-- Task data follows --

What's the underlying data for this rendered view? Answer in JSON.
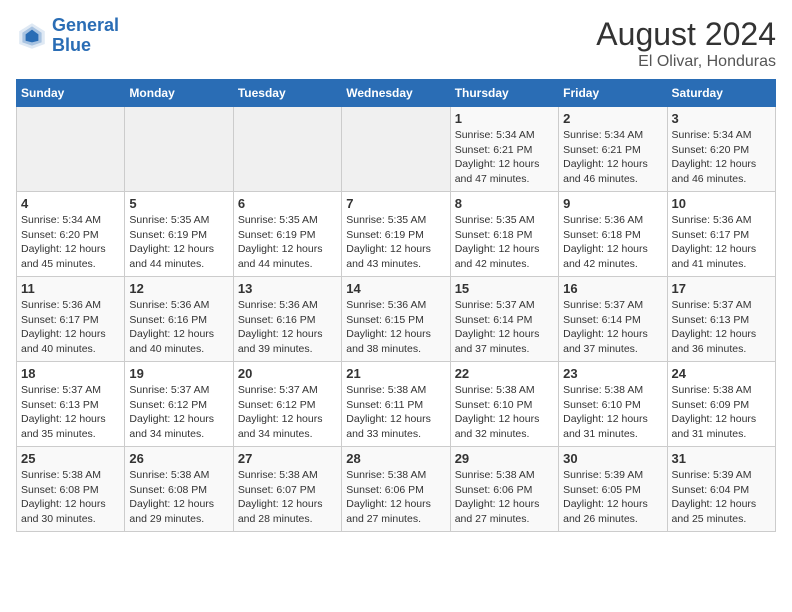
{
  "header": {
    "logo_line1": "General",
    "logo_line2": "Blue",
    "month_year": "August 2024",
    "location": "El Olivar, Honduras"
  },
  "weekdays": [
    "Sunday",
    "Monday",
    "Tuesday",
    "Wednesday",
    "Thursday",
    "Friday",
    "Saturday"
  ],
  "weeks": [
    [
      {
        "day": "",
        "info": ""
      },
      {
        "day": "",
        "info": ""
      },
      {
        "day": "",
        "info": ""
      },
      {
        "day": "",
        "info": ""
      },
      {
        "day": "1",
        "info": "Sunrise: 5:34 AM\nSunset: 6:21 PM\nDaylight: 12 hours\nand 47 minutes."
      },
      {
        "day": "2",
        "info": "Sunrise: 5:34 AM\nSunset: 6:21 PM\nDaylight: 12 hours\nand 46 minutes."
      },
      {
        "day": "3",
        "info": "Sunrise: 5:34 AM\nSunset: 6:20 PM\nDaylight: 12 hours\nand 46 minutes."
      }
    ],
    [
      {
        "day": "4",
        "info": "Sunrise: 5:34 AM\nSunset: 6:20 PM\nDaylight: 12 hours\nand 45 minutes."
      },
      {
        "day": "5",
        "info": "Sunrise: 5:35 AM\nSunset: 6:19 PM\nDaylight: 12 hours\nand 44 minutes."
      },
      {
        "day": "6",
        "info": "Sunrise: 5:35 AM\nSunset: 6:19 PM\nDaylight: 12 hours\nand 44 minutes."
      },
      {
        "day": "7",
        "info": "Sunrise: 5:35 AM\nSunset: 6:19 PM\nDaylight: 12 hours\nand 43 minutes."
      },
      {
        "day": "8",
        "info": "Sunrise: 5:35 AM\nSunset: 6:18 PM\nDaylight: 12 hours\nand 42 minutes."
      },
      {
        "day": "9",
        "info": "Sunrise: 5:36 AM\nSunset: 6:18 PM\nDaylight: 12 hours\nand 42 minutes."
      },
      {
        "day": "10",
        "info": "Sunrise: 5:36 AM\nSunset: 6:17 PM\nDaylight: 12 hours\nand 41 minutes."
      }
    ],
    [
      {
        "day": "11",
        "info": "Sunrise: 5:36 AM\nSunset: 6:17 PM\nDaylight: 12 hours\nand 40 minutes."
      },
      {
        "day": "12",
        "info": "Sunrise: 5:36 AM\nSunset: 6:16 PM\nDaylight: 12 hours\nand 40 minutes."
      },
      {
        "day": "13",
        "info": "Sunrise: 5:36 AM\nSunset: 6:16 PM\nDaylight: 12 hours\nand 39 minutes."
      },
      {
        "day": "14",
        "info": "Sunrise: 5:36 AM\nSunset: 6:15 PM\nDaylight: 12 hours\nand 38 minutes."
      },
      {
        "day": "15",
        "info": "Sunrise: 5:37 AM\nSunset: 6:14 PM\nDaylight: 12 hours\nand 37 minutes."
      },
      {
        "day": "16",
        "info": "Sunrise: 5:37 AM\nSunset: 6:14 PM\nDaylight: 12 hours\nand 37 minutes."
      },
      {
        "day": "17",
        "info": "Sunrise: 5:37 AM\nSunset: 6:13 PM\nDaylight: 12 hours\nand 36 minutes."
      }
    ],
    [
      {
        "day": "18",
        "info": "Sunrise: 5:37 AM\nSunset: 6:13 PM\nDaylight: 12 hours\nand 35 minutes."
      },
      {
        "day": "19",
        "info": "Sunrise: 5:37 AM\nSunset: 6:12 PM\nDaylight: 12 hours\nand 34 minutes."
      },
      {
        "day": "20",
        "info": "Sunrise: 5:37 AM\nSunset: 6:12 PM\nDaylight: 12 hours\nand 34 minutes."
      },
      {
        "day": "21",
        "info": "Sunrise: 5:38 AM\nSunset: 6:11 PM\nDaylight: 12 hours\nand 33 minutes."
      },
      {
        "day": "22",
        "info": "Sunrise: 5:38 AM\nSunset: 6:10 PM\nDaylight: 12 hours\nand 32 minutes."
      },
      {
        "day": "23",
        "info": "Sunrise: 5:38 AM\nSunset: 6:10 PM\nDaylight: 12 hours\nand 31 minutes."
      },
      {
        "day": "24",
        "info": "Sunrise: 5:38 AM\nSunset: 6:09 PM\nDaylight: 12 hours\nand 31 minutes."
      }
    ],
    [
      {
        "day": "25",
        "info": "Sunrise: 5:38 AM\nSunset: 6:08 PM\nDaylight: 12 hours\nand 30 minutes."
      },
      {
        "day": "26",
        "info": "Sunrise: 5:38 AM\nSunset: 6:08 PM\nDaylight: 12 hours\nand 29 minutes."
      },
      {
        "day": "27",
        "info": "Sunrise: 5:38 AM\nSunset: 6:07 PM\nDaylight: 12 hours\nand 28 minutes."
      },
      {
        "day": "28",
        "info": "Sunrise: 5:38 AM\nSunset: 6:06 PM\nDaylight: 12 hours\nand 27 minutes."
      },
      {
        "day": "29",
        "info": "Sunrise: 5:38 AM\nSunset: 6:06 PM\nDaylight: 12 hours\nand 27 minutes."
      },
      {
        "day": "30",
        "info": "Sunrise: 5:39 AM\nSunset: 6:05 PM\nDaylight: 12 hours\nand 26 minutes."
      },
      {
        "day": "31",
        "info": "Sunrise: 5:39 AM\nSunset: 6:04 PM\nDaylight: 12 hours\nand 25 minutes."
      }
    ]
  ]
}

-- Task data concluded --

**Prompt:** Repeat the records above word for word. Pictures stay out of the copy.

**Completed task:**
What's the underlying data for this rendered view? Answer in JSON.
{
  "header": {
    "logo_line1": "General",
    "logo_line2": "Blue",
    "month_year": "August 2024",
    "location": "El Olivar, Honduras"
  },
  "weekdays": [
    "Sunday",
    "Monday",
    "Tuesday",
    "Wednesday",
    "Thursday",
    "Friday",
    "Saturday"
  ],
  "weeks": [
    [
      {
        "day": "",
        "info": ""
      },
      {
        "day": "",
        "info": ""
      },
      {
        "day": "",
        "info": ""
      },
      {
        "day": "",
        "info": ""
      },
      {
        "day": "1",
        "info": "Sunrise: 5:34 AM\nSunset: 6:21 PM\nDaylight: 12 hours\nand 47 minutes."
      },
      {
        "day": "2",
        "info": "Sunrise: 5:34 AM\nSunset: 6:21 PM\nDaylight: 12 hours\nand 46 minutes."
      },
      {
        "day": "3",
        "info": "Sunrise: 5:34 AM\nSunset: 6:20 PM\nDaylight: 12 hours\nand 46 minutes."
      }
    ],
    [
      {
        "day": "4",
        "info": "Sunrise: 5:34 AM\nSunset: 6:20 PM\nDaylight: 12 hours\nand 45 minutes."
      },
      {
        "day": "5",
        "info": "Sunrise: 5:35 AM\nSunset: 6:19 PM\nDaylight: 12 hours\nand 44 minutes."
      },
      {
        "day": "6",
        "info": "Sunrise: 5:35 AM\nSunset: 6:19 PM\nDaylight: 12 hours\nand 44 minutes."
      },
      {
        "day": "7",
        "info": "Sunrise: 5:35 AM\nSunset: 6:19 PM\nDaylight: 12 hours\nand 43 minutes."
      },
      {
        "day": "8",
        "info": "Sunrise: 5:35 AM\nSunset: 6:18 PM\nDaylight: 12 hours\nand 42 minutes."
      },
      {
        "day": "9",
        "info": "Sunrise: 5:36 AM\nSunset: 6:18 PM\nDaylight: 12 hours\nand 42 minutes."
      },
      {
        "day": "10",
        "info": "Sunrise: 5:36 AM\nSunset: 6:17 PM\nDaylight: 12 hours\nand 41 minutes."
      }
    ],
    [
      {
        "day": "11",
        "info": "Sunrise: 5:36 AM\nSunset: 6:17 PM\nDaylight: 12 hours\nand 40 minutes."
      },
      {
        "day": "12",
        "info": "Sunrise: 5:36 AM\nSunset: 6:16 PM\nDaylight: 12 hours\nand 40 minutes."
      },
      {
        "day": "13",
        "info": "Sunrise: 5:36 AM\nSunset: 6:16 PM\nDaylight: 12 hours\nand 39 minutes."
      },
      {
        "day": "14",
        "info": "Sunrise: 5:36 AM\nSunset: 6:15 PM\nDaylight: 12 hours\nand 38 minutes."
      },
      {
        "day": "15",
        "info": "Sunrise: 5:37 AM\nSunset: 6:14 PM\nDaylight: 12 hours\nand 37 minutes."
      },
      {
        "day": "16",
        "info": "Sunrise: 5:37 AM\nSunset: 6:14 PM\nDaylight: 12 hours\nand 37 minutes."
      },
      {
        "day": "17",
        "info": "Sunrise: 5:37 AM\nSunset: 6:13 PM\nDaylight: 12 hours\nand 36 minutes."
      }
    ],
    [
      {
        "day": "18",
        "info": "Sunrise: 5:37 AM\nSunset: 6:13 PM\nDaylight: 12 hours\nand 35 minutes."
      },
      {
        "day": "19",
        "info": "Sunrise: 5:37 AM\nSunset: 6:12 PM\nDaylight: 12 hours\nand 34 minutes."
      },
      {
        "day": "20",
        "info": "Sunrise: 5:37 AM\nSunset: 6:12 PM\nDaylight: 12 hours\nand 34 minutes."
      },
      {
        "day": "21",
        "info": "Sunrise: 5:38 AM\nSunset: 6:11 PM\nDaylight: 12 hours\nand 33 minutes."
      },
      {
        "day": "22",
        "info": "Sunrise: 5:38 AM\nSunset: 6:10 PM\nDaylight: 12 hours\nand 32 minutes."
      },
      {
        "day": "23",
        "info": "Sunrise: 5:38 AM\nSunset: 6:10 PM\nDaylight: 12 hours\nand 31 minutes."
      },
      {
        "day": "24",
        "info": "Sunrise: 5:38 AM\nSunset: 6:09 PM\nDaylight: 12 hours\nand 31 minutes."
      }
    ],
    [
      {
        "day": "25",
        "info": "Sunrise: 5:38 AM\nSunset: 6:08 PM\nDaylight: 12 hours\nand 30 minutes."
      },
      {
        "day": "26",
        "info": "Sunrise: 5:38 AM\nSunset: 6:08 PM\nDaylight: 12 hours\nand 29 minutes."
      },
      {
        "day": "27",
        "info": "Sunrise: 5:38 AM\nSunset: 6:07 PM\nDaylight: 12 hours\nand 28 minutes."
      },
      {
        "day": "28",
        "info": "Sunrise: 5:38 AM\nSunset: 6:06 PM\nDaylight: 12 hours\nand 27 minutes."
      },
      {
        "day": "29",
        "info": "Sunrise: 5:38 AM\nSunset: 6:06 PM\nDaylight: 12 hours\nand 27 minutes."
      },
      {
        "day": "30",
        "info": "Sunrise: 5:39 AM\nSunset: 6:05 PM\nDaylight: 12 hours\nand 26 minutes."
      },
      {
        "day": "31",
        "info": "Sunrise: 5:39 AM\nSunset: 6:04 PM\nDaylight: 12 hours\nand 25 minutes."
      }
    ]
  ]
}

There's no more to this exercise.